blue dots
Cancer patient

Today’s biomarkers fall short of the industry’s hopes and patients’ expectations in predicting clinical benefit. As of 2020, roughly 27% of cancer patients were eligible for genome-informed therapy, while only 11% of cancer patients showed a clinically beneficial response to such treatment3.
For example, PD-L1 is a valuable prognostic biomarker for overall survival across a variety of cancers4. It has also been approved by the FDA as a companion diagnostic for immune checkpoint therapy. However, a retrospective study of all clinical trials between 2011-2019 prompting FDA approval of immune checkpoint inhibitors identified PD-L1 as a predictive biomarker in only about 30% of cases5.

Better biomarkers are urgently needed

Featured Partners

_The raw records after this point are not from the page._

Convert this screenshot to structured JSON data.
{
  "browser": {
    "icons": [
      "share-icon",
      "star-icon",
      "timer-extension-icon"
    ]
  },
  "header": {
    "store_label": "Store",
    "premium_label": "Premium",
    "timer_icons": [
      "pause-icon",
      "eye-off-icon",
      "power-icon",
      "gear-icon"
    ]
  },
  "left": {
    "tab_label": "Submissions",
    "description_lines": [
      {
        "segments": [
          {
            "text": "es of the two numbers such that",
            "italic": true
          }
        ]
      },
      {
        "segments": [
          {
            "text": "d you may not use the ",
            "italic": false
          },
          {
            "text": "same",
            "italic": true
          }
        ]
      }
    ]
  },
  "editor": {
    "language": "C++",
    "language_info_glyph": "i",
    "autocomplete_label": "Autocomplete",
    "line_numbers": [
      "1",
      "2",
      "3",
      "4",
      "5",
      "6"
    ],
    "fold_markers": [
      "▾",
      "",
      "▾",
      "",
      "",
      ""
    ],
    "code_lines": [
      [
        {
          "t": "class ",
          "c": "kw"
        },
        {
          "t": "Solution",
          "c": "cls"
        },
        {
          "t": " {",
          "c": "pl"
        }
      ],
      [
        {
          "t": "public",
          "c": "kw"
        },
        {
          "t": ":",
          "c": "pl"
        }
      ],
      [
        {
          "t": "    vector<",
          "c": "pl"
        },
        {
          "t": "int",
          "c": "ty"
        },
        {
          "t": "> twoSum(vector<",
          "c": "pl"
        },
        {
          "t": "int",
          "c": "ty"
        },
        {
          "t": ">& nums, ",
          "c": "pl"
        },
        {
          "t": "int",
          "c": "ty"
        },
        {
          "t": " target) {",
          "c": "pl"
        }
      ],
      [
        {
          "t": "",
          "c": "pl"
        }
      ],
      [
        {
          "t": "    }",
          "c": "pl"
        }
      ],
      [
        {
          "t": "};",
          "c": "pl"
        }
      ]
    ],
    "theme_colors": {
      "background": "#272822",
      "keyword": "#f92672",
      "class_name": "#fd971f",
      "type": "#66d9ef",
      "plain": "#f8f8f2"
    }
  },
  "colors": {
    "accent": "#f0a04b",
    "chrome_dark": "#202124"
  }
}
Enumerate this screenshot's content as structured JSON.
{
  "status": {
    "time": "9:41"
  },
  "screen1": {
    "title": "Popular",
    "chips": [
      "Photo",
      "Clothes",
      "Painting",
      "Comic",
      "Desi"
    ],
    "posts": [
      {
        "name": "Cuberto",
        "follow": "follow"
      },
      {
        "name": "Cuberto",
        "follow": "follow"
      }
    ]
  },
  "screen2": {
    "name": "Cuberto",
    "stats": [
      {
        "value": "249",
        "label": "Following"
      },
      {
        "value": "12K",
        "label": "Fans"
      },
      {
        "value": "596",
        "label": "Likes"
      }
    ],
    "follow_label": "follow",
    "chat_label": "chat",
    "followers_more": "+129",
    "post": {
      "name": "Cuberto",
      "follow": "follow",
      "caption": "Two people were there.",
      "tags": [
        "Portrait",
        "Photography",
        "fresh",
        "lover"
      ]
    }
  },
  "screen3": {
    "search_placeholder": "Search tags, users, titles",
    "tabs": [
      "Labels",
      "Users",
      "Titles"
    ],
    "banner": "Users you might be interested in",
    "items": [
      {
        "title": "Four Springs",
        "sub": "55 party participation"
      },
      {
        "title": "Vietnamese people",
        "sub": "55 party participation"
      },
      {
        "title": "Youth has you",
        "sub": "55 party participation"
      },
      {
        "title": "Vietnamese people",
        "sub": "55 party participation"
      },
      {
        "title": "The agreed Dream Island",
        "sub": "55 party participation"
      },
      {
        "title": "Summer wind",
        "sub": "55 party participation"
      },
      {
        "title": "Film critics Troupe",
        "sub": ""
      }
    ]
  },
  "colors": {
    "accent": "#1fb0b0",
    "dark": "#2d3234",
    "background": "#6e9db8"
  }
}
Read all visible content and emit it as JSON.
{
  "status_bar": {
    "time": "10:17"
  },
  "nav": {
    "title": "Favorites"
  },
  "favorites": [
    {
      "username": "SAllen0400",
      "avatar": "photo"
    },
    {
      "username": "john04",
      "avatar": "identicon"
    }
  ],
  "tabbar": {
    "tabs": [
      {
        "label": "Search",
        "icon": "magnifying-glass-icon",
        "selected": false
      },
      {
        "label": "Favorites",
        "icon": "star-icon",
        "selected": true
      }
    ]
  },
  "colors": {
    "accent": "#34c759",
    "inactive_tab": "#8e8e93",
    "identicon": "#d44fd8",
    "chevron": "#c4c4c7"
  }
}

1 Late-stage gastric cancer cohort, checkpoint inhibitor monotherapy, described in: Strand-Tibbitts K., et al. Society for ImmunoTherapy in Cancer, 2020.
2 Parker JL, et al. Cancer Medicine, 2021.
3 Haslam A, Kim MS, Prasad V. Updated estimates of eligibility for and response to genome-targeted oncology drugs among US cancer patients, 2006-2020. Ann Oncol. 2021;32(7):926-932. doi:10.1016/j.annonc.2021.04.003
4 Mok TSK, Wu YL, Kudaba I, et al. Pembrolizumab versus chemotherapy for previously untreated, PD-L1-expressing, locally advanced or metastatic non-small-cell lung cancer (KEYNOTE-042): a randomised, open-label, controlled, phase 3 trial. Lancet. 2019;393(10183):1819-1830. doi:10.1016/S0140-6736(18)32409-7
5 Davis AA, Patel VG. The role of PD-L1 expression as a predictive biomarker: an analysis of all US Food and Drug Administration (FDA) approvals of immune checkpoint inhibitors. J Immunother Cancer. 2019;7(1):278. Published 2019 Oct 26. doi:10.1186/s40425-019-0768-9